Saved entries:
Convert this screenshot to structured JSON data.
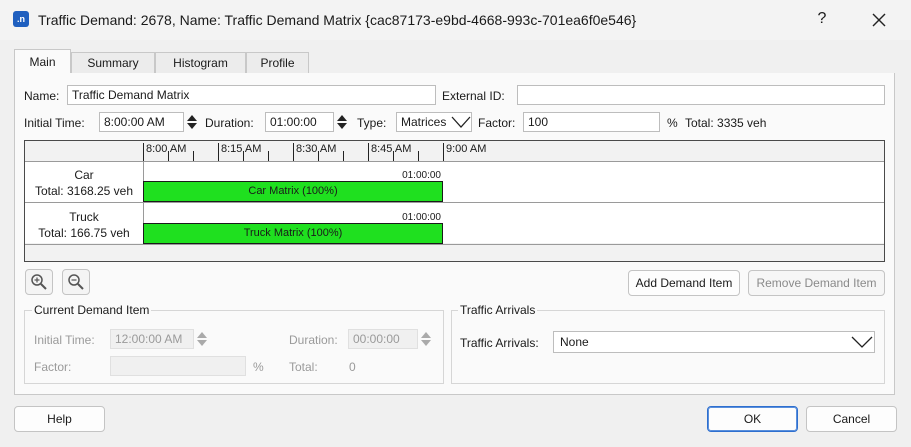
{
  "window": {
    "app_icon_text": ".n",
    "title": "Traffic Demand: 2678, Name: Traffic Demand Matrix  {cac87173-e9bd-4668-993c-701ea6f0e546}",
    "help_label": "?"
  },
  "tabs": [
    "Main",
    "Summary",
    "Histogram",
    "Profile"
  ],
  "main": {
    "name_label": "Name:",
    "name_value": "Traffic Demand Matrix",
    "external_id_label": "External ID:",
    "external_id_value": "",
    "initial_time_label": "Initial Time:",
    "initial_time_value": "8:00:00 AM",
    "duration_label": "Duration:",
    "duration_value": "01:00:00",
    "type_label": "Type:",
    "type_value": "Matrices",
    "factor_label": "Factor:",
    "factor_value": "100",
    "percent": "%",
    "total_text": "Total: 3335 veh"
  },
  "timeline": {
    "ticks": [
      "8:00 AM",
      "8:15 AM",
      "8:30 AM",
      "8:45 AM",
      "9:00 AM"
    ],
    "rows": [
      {
        "name": "Car",
        "total": "Total: 3168.25 veh",
        "duration": "01:00:00",
        "bar_label": "Car Matrix (100%)"
      },
      {
        "name": "Truck",
        "total": "Total: 166.75 veh",
        "duration": "01:00:00",
        "bar_label": "Truck Matrix (100%)"
      }
    ]
  },
  "actions": {
    "add": "Add Demand Item",
    "remove": "Remove Demand Item"
  },
  "current_item": {
    "title": "Current Demand Item",
    "initial_time_label": "Initial Time:",
    "initial_time_value": "12:00:00 AM",
    "duration_label": "Duration:",
    "duration_value": "00:00:00",
    "factor_label": "Factor:",
    "factor_value": "",
    "percent": "%",
    "total_label": "Total:",
    "total_value": "0"
  },
  "arrivals": {
    "title": "Traffic Arrivals",
    "label": "Traffic Arrivals:",
    "value": "None"
  },
  "footer": {
    "help": "Help",
    "ok": "OK",
    "cancel": "Cancel"
  },
  "colors": {
    "bar": "#1fe01f",
    "accent": "#2e6fcf"
  }
}
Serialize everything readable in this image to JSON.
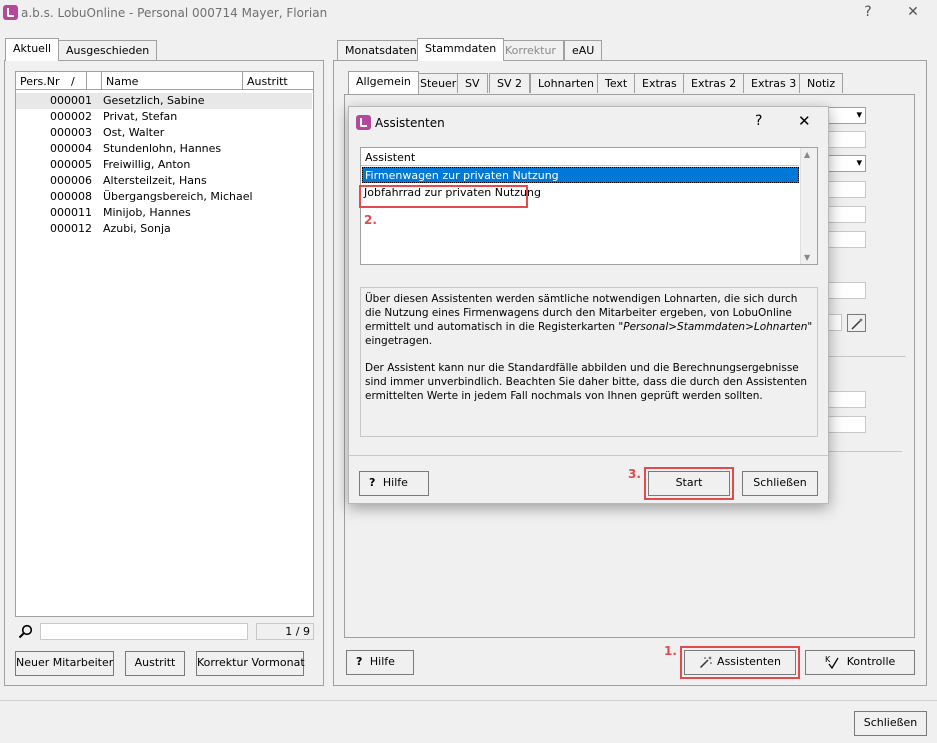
{
  "window": {
    "title": "a.b.s. LobuOnline - Personal 000714 Mayer, Florian",
    "help_glyph": "?",
    "close_glyph": "✕"
  },
  "left_tabs": [
    "Aktuell",
    "Ausgeschieden"
  ],
  "employee_list": {
    "columns": [
      "Pers.Nr",
      "/",
      "Name",
      "Austritt"
    ],
    "rows": [
      {
        "nr": "000001",
        "name": "Gesetzlich, Sabine"
      },
      {
        "nr": "000002",
        "name": "Privat, Stefan"
      },
      {
        "nr": "000003",
        "name": "Ost, Walter"
      },
      {
        "nr": "000004",
        "name": "Stundenlohn, Hannes"
      },
      {
        "nr": "000005",
        "name": "Freiwillig, Anton"
      },
      {
        "nr": "000006",
        "name": "Altersteilzeit, Hans"
      },
      {
        "nr": "000008",
        "name": "Übergangsbereich, Michael"
      },
      {
        "nr": "000011",
        "name": "Minijob, Hannes"
      },
      {
        "nr": "000012",
        "name": "Azubi, Sonja"
      }
    ],
    "search_value": "",
    "counter": "1 / 9"
  },
  "left_buttons": {
    "new": "Neuer Mitarbeiter",
    "exit": "Austritt",
    "correction": "Korrektur Vormonat"
  },
  "main_tabs": [
    {
      "label": "Monatsdaten",
      "state": "normal"
    },
    {
      "label": "Stammdaten",
      "state": "active"
    },
    {
      "label": "Korrektur",
      "state": "disabled"
    },
    {
      "label": "eAU",
      "state": "normal"
    }
  ],
  "sub_tabs": [
    "Allgemein",
    "Steuer",
    "SV",
    "SV 2",
    "Lohnarten",
    "Text",
    "Extras",
    "Extras 2",
    "Extras 3",
    "Notiz"
  ],
  "bottom_buttons": {
    "help": "Hilfe",
    "assistants": "Assistenten",
    "check": "Kontrolle",
    "close": "Schließen",
    "help_glyph": "?"
  },
  "annotations": {
    "one": "1.",
    "two": "2.",
    "three": "3."
  },
  "dialog": {
    "title": "Assistenten",
    "help_glyph": "?",
    "close_glyph": "✕",
    "list_header": "Assistent",
    "items": [
      {
        "label": "Firmenwagen zur privaten Nutzung",
        "selected": true
      },
      {
        "label": "Jobfahrrad zur privaten Nutzung",
        "selected": false
      }
    ],
    "desc_p1_a": "Über diesen Assistenten werden sämtliche notwendigen Lohnarten, die sich durch die Nutzung eines Firmenwagens durch den Mitarbeiter ergeben, von LobuOnline ermittelt und automatisch in die Registerkarten ",
    "desc_p1_em": "\"Personal>Stammdaten>Lohnarten\"",
    "desc_p1_b": " eingetragen.",
    "desc_p2": "Der Assistent kann nur die Standardfälle abbilden und die Berechnungsergebnisse sind immer unverbindlich. Beachten Sie daher bitte, dass die durch den Assistenten ermittelten Werte in jedem Fall nochmals von Ihnen geprüft werden sollten.",
    "help_label": "Hilfe",
    "start_label": "Start",
    "close_label": "Schließen"
  },
  "colors": {
    "accent": "#0078d7",
    "highlight": "#e24b4b",
    "logo": "#b4489a"
  },
  "icons": [
    "app-logo-icon",
    "search-icon",
    "wand-icon",
    "check-icon",
    "help-icon",
    "close-icon"
  ]
}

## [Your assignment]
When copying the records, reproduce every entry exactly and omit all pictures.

## [Answer to the problem]
Convert this screenshot to structured JSON data.
{
  "window": {
    "app_icon_text": ".n",
    "title": "Traffic Demand: 2678, Name: Traffic Demand Matrix  {cac87173-e9bd-4668-993c-701ea6f0e546}",
    "help_label": "?"
  },
  "tabs": [
    "Main",
    "Summary",
    "Histogram",
    "Profile"
  ],
  "main": {
    "name_label": "Name:",
    "name_value": "Traffic Demand Matrix",
    "external_id_label": "External ID:",
    "external_id_value": "",
    "initial_time_label": "Initial Time:",
    "initial_time_value": "8:00:00 AM",
    "duration_label": "Duration:",
    "duration_value": "01:00:00",
    "type_label": "Type:",
    "type_value": "Matrices",
    "factor_label": "Factor:",
    "factor_value": "100",
    "percent": "%",
    "total_text": "Total: 3335 veh"
  },
  "timeline": {
    "ticks": [
      "8:00 AM",
      "8:15 AM",
      "8:30 AM",
      "8:45 AM",
      "9:00 AM"
    ],
    "rows": [
      {
        "name": "Car",
        "total": "Total: 3168.25 veh",
        "duration": "01:00:00",
        "bar_label": "Car Matrix (100%)"
      },
      {
        "name": "Truck",
        "total": "Total: 166.75 veh",
        "duration": "01:00:00",
        "bar_label": "Truck Matrix (100%)"
      }
    ]
  },
  "actions": {
    "add": "Add Demand Item",
    "remove": "Remove Demand Item"
  },
  "current_item": {
    "title": "Current Demand Item",
    "initial_time_label": "Initial Time:",
    "initial_time_value": "12:00:00 AM",
    "duration_label": "Duration:",
    "duration_value": "00:00:00",
    "factor_label": "Factor:",
    "factor_value": "",
    "percent": "%",
    "total_label": "Total:",
    "total_value": "0"
  },
  "arrivals": {
    "title": "Traffic Arrivals",
    "label": "Traffic Arrivals:",
    "value": "None"
  },
  "footer": {
    "help": "Help",
    "ok": "OK",
    "cancel": "Cancel"
  },
  "colors": {
    "bar": "#1fe01f",
    "accent": "#2e6fcf"
  }
}
Serialize everything readable in this image to JSON.
{
  "window": {
    "title": "a.b.s. LobuOnline - Personal 000714 Mayer, Florian",
    "help_glyph": "?",
    "close_glyph": "✕"
  },
  "left_tabs": [
    "Aktuell",
    "Ausgeschieden"
  ],
  "employee_list": {
    "columns": [
      "Pers.Nr",
      "/",
      "Name",
      "Austritt"
    ],
    "rows": [
      {
        "nr": "000001",
        "name": "Gesetzlich, Sabine"
      },
      {
        "nr": "000002",
        "name": "Privat, Stefan"
      },
      {
        "nr": "000003",
        "name": "Ost, Walter"
      },
      {
        "nr": "000004",
        "name": "Stundenlohn, Hannes"
      },
      {
        "nr": "000005",
        "name": "Freiwillig, Anton"
      },
      {
        "nr": "000006",
        "name": "Altersteilzeit, Hans"
      },
      {
        "nr": "000008",
        "name": "Übergangsbereich, Michael"
      },
      {
        "nr": "000011",
        "name": "Minijob, Hannes"
      },
      {
        "nr": "000012",
        "name": "Azubi, Sonja"
      }
    ],
    "search_value": "",
    "counter": "1 / 9"
  },
  "left_buttons": {
    "new": "Neuer Mitarbeiter",
    "exit": "Austritt",
    "correction": "Korrektur Vormonat"
  },
  "main_tabs": [
    {
      "label": "Monatsdaten",
      "state": "normal"
    },
    {
      "label": "Stammdaten",
      "state": "active"
    },
    {
      "label": "Korrektur",
      "state": "disabled"
    },
    {
      "label": "eAU",
      "state": "normal"
    }
  ],
  "sub_tabs": [
    "Allgemein",
    "Steuer",
    "SV",
    "SV 2",
    "Lohnarten",
    "Text",
    "Extras",
    "Extras 2",
    "Extras 3",
    "Notiz"
  ],
  "bottom_buttons": {
    "help": "Hilfe",
    "assistants": "Assistenten",
    "check": "Kontrolle",
    "close": "Schließen",
    "help_glyph": "?"
  },
  "annotations": {
    "one": "1.",
    "two": "2.",
    "three": "3."
  },
  "dialog": {
    "title": "Assistenten",
    "help_glyph": "?",
    "close_glyph": "✕",
    "list_header": "Assistent",
    "items": [
      {
        "label": "Firmenwagen zur privaten Nutzung",
        "selected": true
      },
      {
        "label": "Jobfahrrad zur privaten Nutzung",
        "selected": false
      }
    ],
    "desc_p1_a": "Über diesen Assistenten werden sämtliche notwendigen Lohnarten, die sich durch die Nutzung eines Firmenwagens durch den Mitarbeiter ergeben, von LobuOnline ermittelt und automatisch in die Registerkarten ",
    "desc_p1_em": "\"Personal>Stammdaten>Lohnarten\"",
    "desc_p1_b": " eingetragen.",
    "desc_p2": "Der Assistent kann nur die Standardfälle abbilden und die Berechnungsergebnisse sind immer unverbindlich. Beachten Sie daher bitte, dass die durch den Assistenten ermittelten Werte in jedem Fall nochmals von Ihnen geprüft werden sollten.",
    "help_label": "Hilfe",
    "start_label": "Start",
    "close_label": "Schließen"
  },
  "colors": {
    "accent": "#0078d7",
    "highlight": "#e24b4b",
    "logo": "#b4489a"
  },
  "icons": [
    "app-logo-icon",
    "search-icon",
    "wand-icon",
    "check-icon",
    "help-icon",
    "close-icon"
  ]
}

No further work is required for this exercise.